Excerpts from an interface dataset
++++++++++++++++++++

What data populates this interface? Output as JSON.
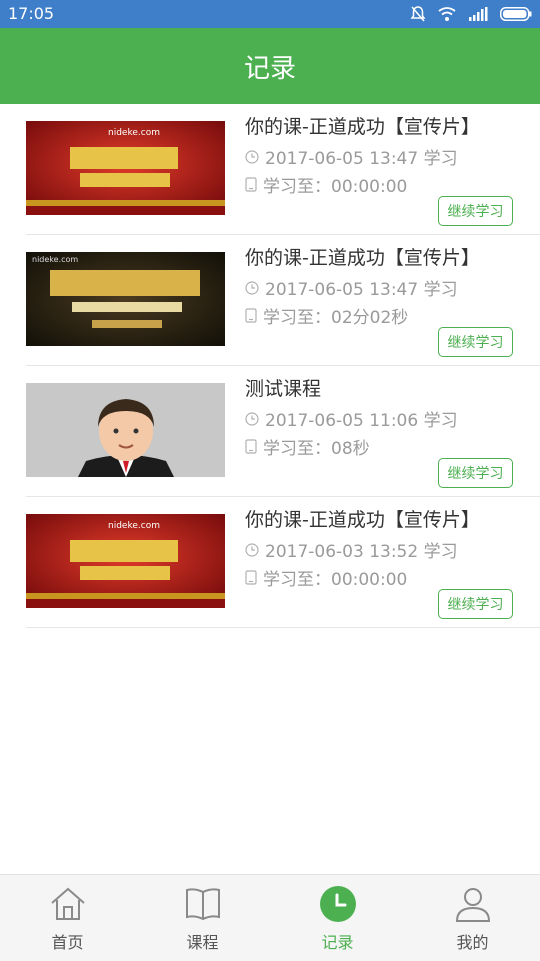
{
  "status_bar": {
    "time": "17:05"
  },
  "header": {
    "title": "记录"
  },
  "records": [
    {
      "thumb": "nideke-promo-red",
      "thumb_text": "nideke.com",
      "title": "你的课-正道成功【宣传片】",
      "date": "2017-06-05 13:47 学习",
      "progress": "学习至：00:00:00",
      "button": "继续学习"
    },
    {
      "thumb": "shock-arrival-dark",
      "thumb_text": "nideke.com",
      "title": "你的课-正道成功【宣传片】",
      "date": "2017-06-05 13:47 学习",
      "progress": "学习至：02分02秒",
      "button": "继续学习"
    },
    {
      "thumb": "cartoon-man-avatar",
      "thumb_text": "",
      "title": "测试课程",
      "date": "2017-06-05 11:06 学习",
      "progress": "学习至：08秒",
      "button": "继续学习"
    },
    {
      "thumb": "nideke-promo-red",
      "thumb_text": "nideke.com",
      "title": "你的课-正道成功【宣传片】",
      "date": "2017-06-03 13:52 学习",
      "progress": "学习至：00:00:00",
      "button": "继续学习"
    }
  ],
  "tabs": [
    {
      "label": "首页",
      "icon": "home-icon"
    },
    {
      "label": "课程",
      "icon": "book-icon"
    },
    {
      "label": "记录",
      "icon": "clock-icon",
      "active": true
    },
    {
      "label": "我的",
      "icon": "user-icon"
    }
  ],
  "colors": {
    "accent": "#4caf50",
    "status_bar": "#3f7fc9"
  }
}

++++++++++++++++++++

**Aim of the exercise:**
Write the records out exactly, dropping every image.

**Answer to the exercise:**
What data populates this interface? Output as JSON.
{
  "status_bar": {
    "time": "17:05"
  },
  "header": {
    "title": "记录"
  },
  "records": [
    {
      "thumb": "nideke-promo-red",
      "thumb_text": "nideke.com",
      "title": "你的课-正道成功【宣传片】",
      "date": "2017-06-05 13:47 学习",
      "progress": "学习至：00:00:00",
      "button": "继续学习"
    },
    {
      "thumb": "shock-arrival-dark",
      "thumb_text": "nideke.com",
      "title": "你的课-正道成功【宣传片】",
      "date": "2017-06-05 13:47 学习",
      "progress": "学习至：02分02秒",
      "button": "继续学习"
    },
    {
      "thumb": "cartoon-man-avatar",
      "thumb_text": "",
      "title": "测试课程",
      "date": "2017-06-05 11:06 学习",
      "progress": "学习至：08秒",
      "button": "继续学习"
    },
    {
      "thumb": "nideke-promo-red",
      "thumb_text": "nideke.com",
      "title": "你的课-正道成功【宣传片】",
      "date": "2017-06-03 13:52 学习",
      "progress": "学习至：00:00:00",
      "button": "继续学习"
    }
  ],
  "tabs": [
    {
      "label": "首页",
      "icon": "home-icon"
    },
    {
      "label": "课程",
      "icon": "book-icon"
    },
    {
      "label": "记录",
      "icon": "clock-icon",
      "active": true
    },
    {
      "label": "我的",
      "icon": "user-icon"
    }
  ],
  "colors": {
    "accent": "#4caf50",
    "status_bar": "#3f7fc9"
  }
}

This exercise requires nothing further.